Running parallel to my other answer, The Starlost could be the "film" you're referring to. It's a 1970s 16 episode TV series involving a boy from an agrarian society who learns the truth of the elders, that they're on a generation ship.
In 2790, four hundred and five years after the accident, Devon (Keir Dullea) a resident of Cypress Corners, an agrarian community with a culture resembling that of the Amish, discovers that his world is far larger and more mysterious than he had realized. Considered an outcast because of his questioning of the way things are, especially his refusal to accept the arranged marriage of his love Rachel (Gay Rowan) to his friend Garth (Robin Ward), Devon finds the Cypress Corners elders have been deliberately manipulating the local computer terminal, which they call "The Voice of The Creator". The congregation pursues Devon for attacking the elders and stealing a computer cassette on which they have recorded their orders, and its leaders plot to execute him, but the elderly Abraham, who also questions the elders, gives Devon a key to a dark, mysterious doorway, which Abraham himself is afraid to enter. The frightened Devon escapes into the service areas of the ship and accesses a computer data station that explains the nature and purpose of the Ark and hints at its problems.
When Devon returns to Cypress Corners to tell his community what he has learned, he is put on trial for heresy and condemned to death by stoning. Escaping on the night before his execution with the aid of Garth, Devon convinces Rachel to come with him, and Garth pursues them. When Rachel refuses to return with Garth, he joins her and Devon.
Eventually they make their way to the ship's bridge, containing the skeletal remains of its crew. It is badly damaged and its control systems are inoperative.

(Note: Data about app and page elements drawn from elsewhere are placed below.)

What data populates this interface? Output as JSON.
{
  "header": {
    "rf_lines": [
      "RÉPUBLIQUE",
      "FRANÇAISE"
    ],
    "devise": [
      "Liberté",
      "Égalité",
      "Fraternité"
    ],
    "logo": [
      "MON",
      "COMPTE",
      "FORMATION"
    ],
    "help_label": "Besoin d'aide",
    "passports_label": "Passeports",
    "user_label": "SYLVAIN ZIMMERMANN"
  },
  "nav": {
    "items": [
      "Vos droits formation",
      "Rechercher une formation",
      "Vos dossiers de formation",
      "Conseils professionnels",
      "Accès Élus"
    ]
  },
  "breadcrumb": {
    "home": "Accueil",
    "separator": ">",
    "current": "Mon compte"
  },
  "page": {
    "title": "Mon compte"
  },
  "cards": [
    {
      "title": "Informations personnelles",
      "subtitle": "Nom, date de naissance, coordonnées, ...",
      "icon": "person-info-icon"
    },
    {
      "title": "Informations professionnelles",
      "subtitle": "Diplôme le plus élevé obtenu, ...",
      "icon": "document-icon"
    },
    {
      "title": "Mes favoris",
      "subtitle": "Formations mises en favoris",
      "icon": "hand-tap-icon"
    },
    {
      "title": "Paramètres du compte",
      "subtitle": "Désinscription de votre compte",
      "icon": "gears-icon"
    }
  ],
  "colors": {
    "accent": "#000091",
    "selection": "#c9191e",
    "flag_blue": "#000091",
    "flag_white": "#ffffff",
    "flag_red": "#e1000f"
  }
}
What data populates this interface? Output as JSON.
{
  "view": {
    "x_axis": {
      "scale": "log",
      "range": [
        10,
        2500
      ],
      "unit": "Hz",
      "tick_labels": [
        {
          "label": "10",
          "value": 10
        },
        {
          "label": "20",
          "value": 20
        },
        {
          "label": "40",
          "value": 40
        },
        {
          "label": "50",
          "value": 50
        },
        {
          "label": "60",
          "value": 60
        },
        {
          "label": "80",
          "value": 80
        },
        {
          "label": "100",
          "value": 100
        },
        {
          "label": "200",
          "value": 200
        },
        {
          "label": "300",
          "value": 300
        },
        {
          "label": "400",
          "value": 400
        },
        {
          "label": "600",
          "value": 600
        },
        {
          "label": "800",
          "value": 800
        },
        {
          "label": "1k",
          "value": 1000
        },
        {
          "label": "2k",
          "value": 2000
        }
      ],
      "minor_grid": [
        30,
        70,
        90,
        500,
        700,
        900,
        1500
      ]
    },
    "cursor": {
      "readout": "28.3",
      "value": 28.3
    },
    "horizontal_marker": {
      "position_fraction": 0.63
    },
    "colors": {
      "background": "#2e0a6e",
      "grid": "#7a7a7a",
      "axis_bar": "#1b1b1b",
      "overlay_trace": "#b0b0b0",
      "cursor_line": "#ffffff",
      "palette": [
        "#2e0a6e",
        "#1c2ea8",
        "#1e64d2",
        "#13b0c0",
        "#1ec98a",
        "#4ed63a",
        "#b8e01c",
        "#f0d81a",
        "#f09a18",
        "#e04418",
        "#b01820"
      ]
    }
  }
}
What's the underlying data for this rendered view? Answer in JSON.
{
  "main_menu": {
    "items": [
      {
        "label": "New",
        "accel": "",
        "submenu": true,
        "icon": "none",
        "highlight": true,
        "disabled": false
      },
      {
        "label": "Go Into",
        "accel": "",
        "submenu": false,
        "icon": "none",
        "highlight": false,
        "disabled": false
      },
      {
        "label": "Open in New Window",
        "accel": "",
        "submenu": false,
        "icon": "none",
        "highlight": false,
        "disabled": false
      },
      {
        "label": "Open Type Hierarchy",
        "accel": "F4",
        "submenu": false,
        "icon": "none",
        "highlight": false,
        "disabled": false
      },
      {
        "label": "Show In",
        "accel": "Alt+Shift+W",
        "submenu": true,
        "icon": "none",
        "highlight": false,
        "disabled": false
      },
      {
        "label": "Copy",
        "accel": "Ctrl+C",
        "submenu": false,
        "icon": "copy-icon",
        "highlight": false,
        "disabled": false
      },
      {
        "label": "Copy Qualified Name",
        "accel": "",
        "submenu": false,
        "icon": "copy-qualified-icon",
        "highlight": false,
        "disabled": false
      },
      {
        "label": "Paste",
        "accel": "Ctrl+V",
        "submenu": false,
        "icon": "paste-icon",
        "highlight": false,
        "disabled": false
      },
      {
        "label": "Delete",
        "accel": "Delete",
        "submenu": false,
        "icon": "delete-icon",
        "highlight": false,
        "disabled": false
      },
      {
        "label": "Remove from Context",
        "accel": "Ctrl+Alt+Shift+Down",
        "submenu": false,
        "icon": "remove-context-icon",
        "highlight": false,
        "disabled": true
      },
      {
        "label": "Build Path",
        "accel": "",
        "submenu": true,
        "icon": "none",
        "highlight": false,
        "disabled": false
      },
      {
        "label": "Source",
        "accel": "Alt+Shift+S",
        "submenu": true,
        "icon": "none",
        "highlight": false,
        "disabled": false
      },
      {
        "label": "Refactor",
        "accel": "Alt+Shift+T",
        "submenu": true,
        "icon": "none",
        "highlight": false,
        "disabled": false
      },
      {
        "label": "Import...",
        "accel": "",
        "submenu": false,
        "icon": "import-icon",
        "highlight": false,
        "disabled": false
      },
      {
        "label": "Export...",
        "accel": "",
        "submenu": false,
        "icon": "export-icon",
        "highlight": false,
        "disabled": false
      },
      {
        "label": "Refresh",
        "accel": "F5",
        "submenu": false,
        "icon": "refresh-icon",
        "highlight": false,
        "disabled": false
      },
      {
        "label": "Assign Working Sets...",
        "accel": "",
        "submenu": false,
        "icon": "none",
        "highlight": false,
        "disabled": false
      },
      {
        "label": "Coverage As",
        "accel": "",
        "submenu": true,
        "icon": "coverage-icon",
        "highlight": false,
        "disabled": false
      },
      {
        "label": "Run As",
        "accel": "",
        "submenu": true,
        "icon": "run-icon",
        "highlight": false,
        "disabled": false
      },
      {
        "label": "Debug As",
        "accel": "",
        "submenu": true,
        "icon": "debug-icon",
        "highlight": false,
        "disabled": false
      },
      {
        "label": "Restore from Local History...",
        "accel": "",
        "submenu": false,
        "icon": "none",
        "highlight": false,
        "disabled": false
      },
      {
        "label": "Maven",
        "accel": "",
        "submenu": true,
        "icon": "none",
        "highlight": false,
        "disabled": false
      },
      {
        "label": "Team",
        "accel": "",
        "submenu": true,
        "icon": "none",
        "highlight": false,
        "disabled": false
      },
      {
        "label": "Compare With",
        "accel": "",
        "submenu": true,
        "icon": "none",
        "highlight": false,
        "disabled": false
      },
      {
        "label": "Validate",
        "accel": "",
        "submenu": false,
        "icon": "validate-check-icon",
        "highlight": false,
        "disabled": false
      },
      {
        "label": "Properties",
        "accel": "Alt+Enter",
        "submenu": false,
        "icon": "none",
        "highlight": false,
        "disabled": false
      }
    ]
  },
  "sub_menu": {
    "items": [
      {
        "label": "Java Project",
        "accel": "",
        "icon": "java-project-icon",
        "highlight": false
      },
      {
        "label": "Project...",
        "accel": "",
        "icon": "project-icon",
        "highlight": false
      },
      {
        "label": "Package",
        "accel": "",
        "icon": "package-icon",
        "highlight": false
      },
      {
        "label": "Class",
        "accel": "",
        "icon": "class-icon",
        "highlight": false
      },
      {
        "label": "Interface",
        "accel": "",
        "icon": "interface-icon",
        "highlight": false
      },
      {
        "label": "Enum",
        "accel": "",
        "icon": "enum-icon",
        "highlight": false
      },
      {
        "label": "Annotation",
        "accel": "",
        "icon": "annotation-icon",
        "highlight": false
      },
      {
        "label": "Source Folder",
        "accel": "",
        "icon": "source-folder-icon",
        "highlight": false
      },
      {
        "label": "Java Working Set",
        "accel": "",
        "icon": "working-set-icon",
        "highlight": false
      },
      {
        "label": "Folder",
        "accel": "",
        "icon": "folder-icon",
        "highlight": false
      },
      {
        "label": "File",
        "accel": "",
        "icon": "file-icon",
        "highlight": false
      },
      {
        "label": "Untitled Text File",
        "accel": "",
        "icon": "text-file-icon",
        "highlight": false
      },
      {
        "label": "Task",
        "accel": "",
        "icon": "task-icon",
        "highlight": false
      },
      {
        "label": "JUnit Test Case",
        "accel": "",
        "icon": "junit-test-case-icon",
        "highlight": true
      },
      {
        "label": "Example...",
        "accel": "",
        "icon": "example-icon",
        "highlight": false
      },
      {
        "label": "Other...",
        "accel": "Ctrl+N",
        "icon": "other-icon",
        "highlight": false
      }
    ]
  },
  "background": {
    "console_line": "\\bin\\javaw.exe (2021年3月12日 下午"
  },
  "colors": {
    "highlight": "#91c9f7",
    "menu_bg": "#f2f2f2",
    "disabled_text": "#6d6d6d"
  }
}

The three discover that the Ark is on a collision course with a Class G star similar to the Sun, and realize that the only way to save The Ark and its passengers is to find the backup bridge and reactivate the navigation and propulsion systems. Occasionally, they are aided by the ship's partially functioning computer system.
The catch here is that they don't credit the plot to a piece of literature (although Harlan Ellison initially wrote for it, and eventually published Phoenix Without Ashes, which was a novelization of the show). Also, neither the arc of the series nor the 1980 TV movie, The Starlost: The Beginning (consisting of the first three episodes), seem to follow exactly the plot arc you describe.
Here are the opening titles:
And, potentially of interest, the pitch film: